The Washington Independent is a new online magazine, mostly about Beltway politics. Spencer Ackerman has an intriguing piece on how the CIA had to learn interrogation and torture techniques from Middle Eastern countries after 9/11 has its own staff were largely untrained in them.
But 9/11 changed all that. Despite having nearly no off-the-shelf experience, the CIA was tasked by President Bush to come up with a robust interrogation program for the most important al-Qaeda captives. So the agency turned to its partners for assistance in designing its interrogation regimen: Israel, Egypt, Saudi Arabiaâ€”all countries cited by the State Department for using tortureâ€”among others. Additionally, as Mark Benjamin has reported for Salon, two psychologists named Bruce Jessen and James Mitchell, who worked as contractors for CIA, helped the agency "reverse-engineer" the military and CIA training on resisting torture for use on detainees. Suddenly, waterboarding, an illegal practice of simulating or in some cases inducing drowning, became an American-administered practice.
I'm not sure how this can make that much sense -- didn't the CIA provide the torture training and interrogations manuals to Iran's SAVAK in the 1960s and 1970s, as well as Latin American dictatorships? To be fair Ackerman briefly mentions the supposedly Nazi-inspired KUBARK Manual, but there was also the 1983 "Human Resources Exploitation" Manual used in Pinochet's Chili and elsewhere. Moreover, the idea that CIA and other US staff were distant from actual interrogation in the rendition countries is not true. Last year I interviewed a senior intelligence officer in a rendition program country who said the Americans from the CIA and FBI routinely walked in and out of the interrogation rooms and detention centers. Not to mention that interrogation and torture does not seem to have been a problem for the people at Guantanamo. One can't help getting the feeling that the people that Ackerman spoke to pulled a fast one on him. The idea that torture has only been used under the Bush administration, while perhaps self-serving for CIA officials with careers that will outlive the administration, is quite laughable. The US, France, Japan and many others have been using these techniques (notably against anti-colonial movements and in counter-communism policies) for a long, long time.

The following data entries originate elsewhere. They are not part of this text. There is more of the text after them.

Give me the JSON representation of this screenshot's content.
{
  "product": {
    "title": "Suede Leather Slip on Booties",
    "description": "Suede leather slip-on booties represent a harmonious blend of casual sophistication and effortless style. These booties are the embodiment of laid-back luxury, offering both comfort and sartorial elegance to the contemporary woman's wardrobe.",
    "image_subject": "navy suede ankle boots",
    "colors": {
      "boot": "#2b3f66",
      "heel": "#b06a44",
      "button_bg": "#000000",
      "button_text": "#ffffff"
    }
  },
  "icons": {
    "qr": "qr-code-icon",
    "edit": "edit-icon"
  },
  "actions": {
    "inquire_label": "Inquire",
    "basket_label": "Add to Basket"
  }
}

As the twentieth century progressed, he argues, democracies not only tortured, but set the international pace for torture. Dictatorships may have tortured more, and more indiscriminately, but the United States, Britain, and France pioneered and exported techniques that have become the lingua franca of modern torture: methods that leave no marks. Under the watchful eyes of reporters and human rights activists, low-level authorities in the world's oldest democracies were the first to learn that to scar a victim was to advertise iniquity and invite scandal. Long before the CIA even existed, police and soldiers turned instead to "clean" techniques, such as torture by electricity, ice, water, noise, drugs, and stress positions. As democracy and human rights spread after World War II, so too did these methods.
Also see this interview of Rejali.